6 inmates have been released from death row because of DNA evidence. An additional 9 were released from prison, because of DNA exclusion, who had previously been sentenced to death.
The innocents deception of death penalty opponents has been getting exposure for many years. Even the behemoth of anti death penalty newspapers, The New York Times,  has recognized that deception.
To be sure, 30 or 40 categorically innocent people have been released from death row . . . (1) This when death penalty opponents were claiming the release of 119 "innocents" from death row. Death penalty opponents never required actual innocence in order for cases to be added to their "exonerated" or "innocents" list. They simply invented their own definitions for exonerated and innocent and deceptively shoe horned large numbers of inmates into those definitions - something easily discovered with fact checking.
There is no proof of an innocent executed in the US, at least since 1900.
If we accept that the best predictor of future performance is past performance, we can reasonable conclude that the DNA cases will be excluded prior to trial, and that for the next 8000 death sentences, that we will experience a 99.8% accuracy rate in actual guilt convictions. This improved accuracy rate does not include the many additional safeguards that have been added to the system, over and above DNA testing.
Of all the government programs in the world, that put innocents at risk, is there one with a safer record and with greater protections than the US death penalty?
Full report -All Innocence Issues: The Death Penalty, upon request.
Full report - The Death Penalty as a Deterrent, upon request
(1) The Death of Innocents: A Reasonable Doubt,
New York Times Book Review, p 29, 1/23/05, Adam Liptak,
national legal correspondent for The NY Times
Dudley Sharp, Justice Matters
e-mail 713-622-5491,
Houston, Texas
Mr. Sharp has appeared on ABC, BBC, CBS, CNN, C-SPAN, FOX, NBC, NPR, PBS, VOA and many other TV and radio networks, on such programs as Nightline, The News Hour with Jim Lehrer, The O'Reilly Factor, etc., has been quoted in newspapers throughout the world and is a published author.
A former opponent of capital punishment, he has written and granted interviews about, testified on and debated the subject of the death penalty, extensively and internationally.

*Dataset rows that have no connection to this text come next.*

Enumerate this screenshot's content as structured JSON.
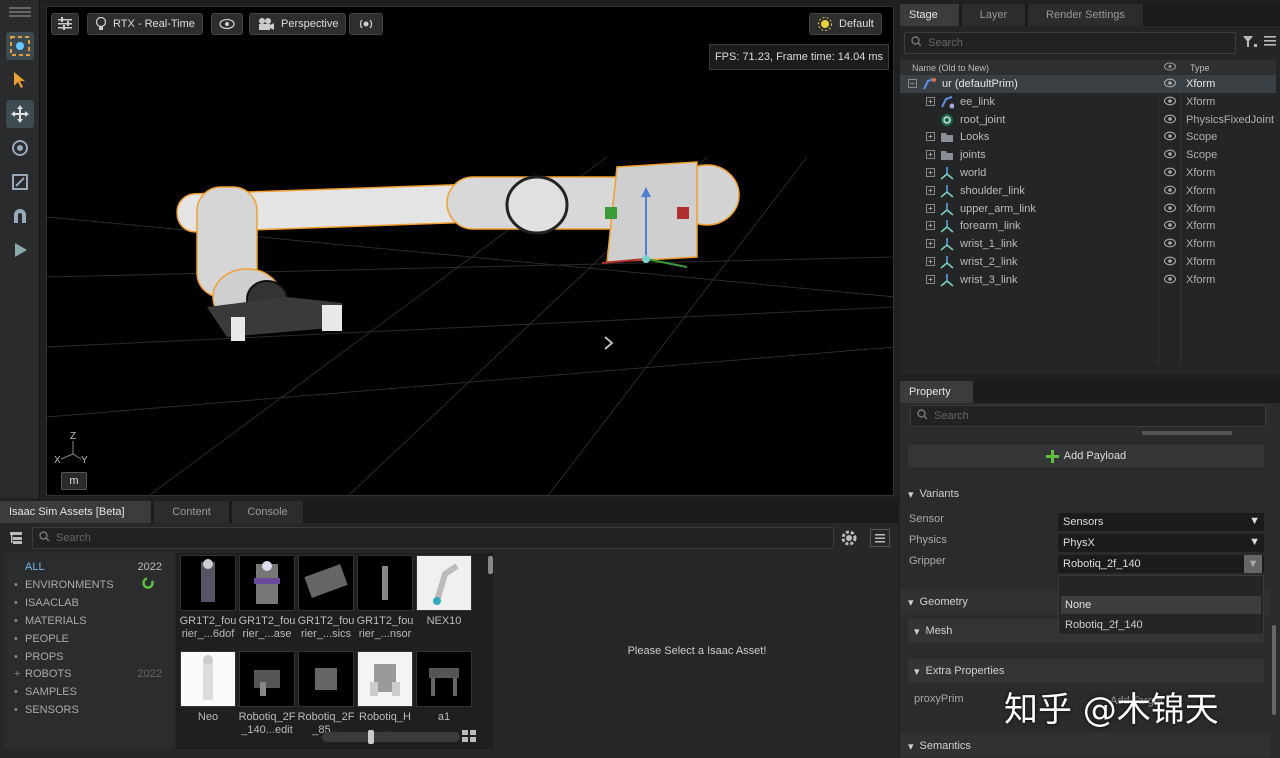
{
  "viewport": {
    "render_mode": "RTX - Real-Time",
    "camera": "Perspective",
    "lighting": "Default",
    "fps_text": "FPS: 71.23, Frame time: 14.04 ms",
    "axis_x": "X",
    "axis_y": "Y",
    "axis_z": "Z",
    "m_label": "m"
  },
  "stage": {
    "tabs": [
      "Stage",
      "Layer",
      "Render Settings"
    ],
    "search_placeholder": "Search",
    "col_name": "Name (Old to New)",
    "col_type": "Type",
    "rows": [
      {
        "name": "ur (defaultPrim)",
        "type": "Xform",
        "icon": "robot-icon",
        "level": 0,
        "expander": "−"
      },
      {
        "name": "ee_link",
        "type": "Xform",
        "icon": "link-icon",
        "level": 1,
        "expander": "+"
      },
      {
        "name": "root_joint",
        "type": "PhysicsFixedJoint",
        "icon": "joint-icon",
        "level": 1,
        "expander": ""
      },
      {
        "name": "Looks",
        "type": "Scope",
        "icon": "folder-icon",
        "level": 1,
        "expander": "+"
      },
      {
        "name": "joints",
        "type": "Scope",
        "icon": "folder-icon",
        "level": 1,
        "expander": "+"
      },
      {
        "name": "world",
        "type": "Xform",
        "icon": "xform-icon",
        "level": 1,
        "expander": "+"
      },
      {
        "name": "shoulder_link",
        "type": "Xform",
        "icon": "xform-icon",
        "level": 1,
        "expander": "+"
      },
      {
        "name": "upper_arm_link",
        "type": "Xform",
        "icon": "xform-icon",
        "level": 1,
        "expander": "+"
      },
      {
        "name": "forearm_link",
        "type": "Xform",
        "icon": "xform-icon",
        "level": 1,
        "expander": "+"
      },
      {
        "name": "wrist_1_link",
        "type": "Xform",
        "icon": "xform-icon",
        "level": 1,
        "expander": "+"
      },
      {
        "name": "wrist_2_link",
        "type": "Xform",
        "icon": "xform-icon",
        "level": 1,
        "expander": "+"
      },
      {
        "name": "wrist_3_link",
        "type": "Xform",
        "icon": "xform-icon",
        "level": 1,
        "expander": "+"
      }
    ]
  },
  "property": {
    "tab": "Property",
    "search_placeholder": "Search",
    "add_payload": "Add Payload",
    "variants_title": "Variants",
    "variants": [
      {
        "label": "Sensor",
        "value": "Sensors"
      },
      {
        "label": "Physics",
        "value": "PhysX"
      },
      {
        "label": "Gripper",
        "value": "Robotiq_2f_140"
      }
    ],
    "dropdown_options": [
      "None",
      "Robotiq_2f_140"
    ],
    "geometry_title": "Geometry",
    "mesh_title": "Mesh",
    "extra_title": "Extra Properties",
    "proxy_label": "proxyPrim",
    "proxy_button": "Add Target",
    "semantics_title": "Semantics"
  },
  "assets": {
    "tabs": [
      "Isaac Sim Assets [Beta]",
      "Content",
      "Console"
    ],
    "search_placeholder": "Search",
    "categories": [
      {
        "name": "ALL",
        "count": "2022"
      },
      {
        "name": "ENVIRONMENTS",
        "count": ""
      },
      {
        "name": "ISAACLAB",
        "count": ""
      },
      {
        "name": "MATERIALS",
        "count": ""
      },
      {
        "name": "PEOPLE",
        "count": ""
      },
      {
        "name": "PROPS",
        "count": ""
      },
      {
        "name": "ROBOTS",
        "count": "2022"
      },
      {
        "name": "SAMPLES",
        "count": ""
      },
      {
        "name": "SENSORS",
        "count": ""
      }
    ],
    "items": [
      {
        "label": "GR1T2_fou rier_...6dof"
      },
      {
        "label": "GR1T2_fou rier_...ase"
      },
      {
        "label": "GR1T2_fou rier_...sics"
      },
      {
        "label": "GR1T2_fou rier_...nsor"
      },
      {
        "label": "NEX10"
      },
      {
        "label": "Neo"
      },
      {
        "label": "Robotiq_2F _140...edit"
      },
      {
        "label": "Robotiq_2F _85..."
      },
      {
        "label": "Robotiq_H ..."
      },
      {
        "label": "a1"
      }
    ],
    "empty_message": "Please Select a Isaac Asset!"
  },
  "watermark": "知乎 @木锦天",
  "colors": {
    "selection_outline": "#f0a030",
    "accent_green": "#5fbf3f"
  }
}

Windypundit said...

WotL, I just wanted to say that was beautifully written. Thoughtful, yet also from the heart. Very nice.

Tom said...

I too thought "Gone Baby Gone" was a great documentary.

A Voice of Sanity said...

Blogger dudleysharp said...
By a 55 - 38 percent margin, voters favor the death penalty for a person convicted of raping a child. Women and men are consistent in their support.
Voters would like free money and free meals too. These simple minded 'surveys' tell us nothing except what people will say. The DP is applied to those with the worst lawyers, not those with the worst crimes. Most people wouldn't murder if they were paid to do it. Those who will murder will do it for trivial reasons. Those who would do it but are deterred by the penalty are a very tiny fraction - exemplified by such as Radovan Karadžić perhaps. Are such as these to be the basis of lawmaking?

~JohNnyIchi~ said...

magnetic rings